when the peoples and the kingdoms
assemble to worship the LORD.
Isaiah 4:5: Then the LORD will create over all of Mount Zion [Jerusalem and the Temple] and over those who assemble there a cloud of smoke by day and a glow of flaming fire by night; over everything the glory will be a canopy.
Isaiah 18:7: At that time gifts will be brought to the LORD Almighty
from a people tall and smooth-skinned,
from a people feared far and wide,
an aggressive nation of strange speech,
whose land is divided by rivers—
the gifts will be brought to Mount Zion [Jerusalem and the Temple], the place of the Name of the LORD Almighty.
Isaiah 60:10-14: “Foreigners will rebuild your walls,
and their kings will serve you.

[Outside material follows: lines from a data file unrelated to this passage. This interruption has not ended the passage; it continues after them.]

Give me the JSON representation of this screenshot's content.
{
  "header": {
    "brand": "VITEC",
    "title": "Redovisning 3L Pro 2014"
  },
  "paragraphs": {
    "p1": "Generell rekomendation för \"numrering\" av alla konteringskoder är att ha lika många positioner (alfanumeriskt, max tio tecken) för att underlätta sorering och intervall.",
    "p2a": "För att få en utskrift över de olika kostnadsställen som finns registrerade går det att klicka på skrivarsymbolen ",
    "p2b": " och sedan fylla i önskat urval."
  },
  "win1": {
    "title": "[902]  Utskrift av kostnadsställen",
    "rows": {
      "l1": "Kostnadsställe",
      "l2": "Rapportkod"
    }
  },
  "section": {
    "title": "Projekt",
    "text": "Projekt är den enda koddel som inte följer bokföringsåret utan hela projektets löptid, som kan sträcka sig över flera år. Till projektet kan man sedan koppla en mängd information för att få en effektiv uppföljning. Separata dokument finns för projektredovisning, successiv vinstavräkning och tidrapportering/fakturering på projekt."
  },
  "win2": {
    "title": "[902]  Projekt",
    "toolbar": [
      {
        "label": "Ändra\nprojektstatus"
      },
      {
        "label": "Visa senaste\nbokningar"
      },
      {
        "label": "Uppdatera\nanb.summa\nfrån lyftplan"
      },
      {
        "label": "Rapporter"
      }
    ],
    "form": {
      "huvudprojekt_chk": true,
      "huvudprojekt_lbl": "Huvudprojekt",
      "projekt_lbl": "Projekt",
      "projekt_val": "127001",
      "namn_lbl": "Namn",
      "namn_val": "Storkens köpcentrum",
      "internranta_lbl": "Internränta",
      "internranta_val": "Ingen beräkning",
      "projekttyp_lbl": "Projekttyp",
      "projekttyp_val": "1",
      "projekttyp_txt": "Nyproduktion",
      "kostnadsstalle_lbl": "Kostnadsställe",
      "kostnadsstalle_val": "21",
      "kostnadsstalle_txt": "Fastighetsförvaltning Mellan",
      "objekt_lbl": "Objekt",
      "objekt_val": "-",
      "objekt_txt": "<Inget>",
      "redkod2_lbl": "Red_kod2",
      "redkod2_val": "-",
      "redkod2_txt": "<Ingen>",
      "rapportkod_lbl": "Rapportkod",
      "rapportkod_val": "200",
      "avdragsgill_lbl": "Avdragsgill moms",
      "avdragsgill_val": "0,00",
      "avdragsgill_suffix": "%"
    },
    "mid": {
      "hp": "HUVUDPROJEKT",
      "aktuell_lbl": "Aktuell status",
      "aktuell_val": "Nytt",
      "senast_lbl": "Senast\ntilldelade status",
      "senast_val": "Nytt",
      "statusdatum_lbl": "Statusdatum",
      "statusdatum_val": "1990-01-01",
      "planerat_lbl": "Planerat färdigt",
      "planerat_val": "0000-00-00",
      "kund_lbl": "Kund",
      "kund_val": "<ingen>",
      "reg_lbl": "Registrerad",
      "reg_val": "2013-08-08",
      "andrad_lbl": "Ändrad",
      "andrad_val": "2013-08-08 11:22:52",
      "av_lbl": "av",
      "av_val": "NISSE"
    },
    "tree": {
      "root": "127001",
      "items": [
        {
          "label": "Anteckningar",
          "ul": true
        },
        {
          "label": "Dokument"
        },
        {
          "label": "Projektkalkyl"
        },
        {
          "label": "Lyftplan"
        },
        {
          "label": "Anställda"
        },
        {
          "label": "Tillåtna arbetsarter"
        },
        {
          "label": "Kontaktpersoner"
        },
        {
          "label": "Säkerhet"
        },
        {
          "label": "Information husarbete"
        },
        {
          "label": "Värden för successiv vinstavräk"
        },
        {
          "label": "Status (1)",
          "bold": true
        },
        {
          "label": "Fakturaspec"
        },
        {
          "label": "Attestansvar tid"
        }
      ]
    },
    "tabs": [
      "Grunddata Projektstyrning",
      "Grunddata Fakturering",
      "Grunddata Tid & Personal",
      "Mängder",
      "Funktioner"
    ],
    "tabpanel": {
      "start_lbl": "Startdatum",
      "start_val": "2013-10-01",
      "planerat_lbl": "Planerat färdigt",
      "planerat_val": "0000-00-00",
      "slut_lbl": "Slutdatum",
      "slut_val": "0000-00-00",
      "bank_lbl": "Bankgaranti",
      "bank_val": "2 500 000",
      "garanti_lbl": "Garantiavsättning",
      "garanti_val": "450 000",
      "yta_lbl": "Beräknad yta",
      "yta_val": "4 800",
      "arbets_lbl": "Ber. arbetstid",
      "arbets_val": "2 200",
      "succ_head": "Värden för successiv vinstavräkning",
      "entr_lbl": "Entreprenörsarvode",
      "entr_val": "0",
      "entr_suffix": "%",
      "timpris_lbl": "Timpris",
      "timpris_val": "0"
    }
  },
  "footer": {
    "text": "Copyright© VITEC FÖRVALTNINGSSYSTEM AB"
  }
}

Though in anger I struck you,
in favor I will show you compassion.
Your gates will always stand open,
they will never be shut, day or night,
so that people may bring you the wealth of the nations—
their kings led in triumphal procession.
For the nation or kingdom that will not serve you will perish;
it will be utterly ruined.
“The glory of Lebanon will come to you,
the juniper, the fir and the cypress together,
to adorn my sanctuary;
and I will glorify the place for my feet.
The children of your oppressors will come bowing before you;
all who despise you will bow down at your feet
and will call you the City of the LORD,
Zion of the Holy One of Israel. [Jerusalem and the Temple] (emphasis added)
In the gospels, John rejects all of this. He turns his back on the city and its temple and takes up residence along the margins or the wilderness of his own society. The gospel message here, and one of my favorite Advent themes, is that salvation, change, and liberation don’t come from the center of our societies, but from the margins. We’ll explore this theme, next.
(Read Part 2)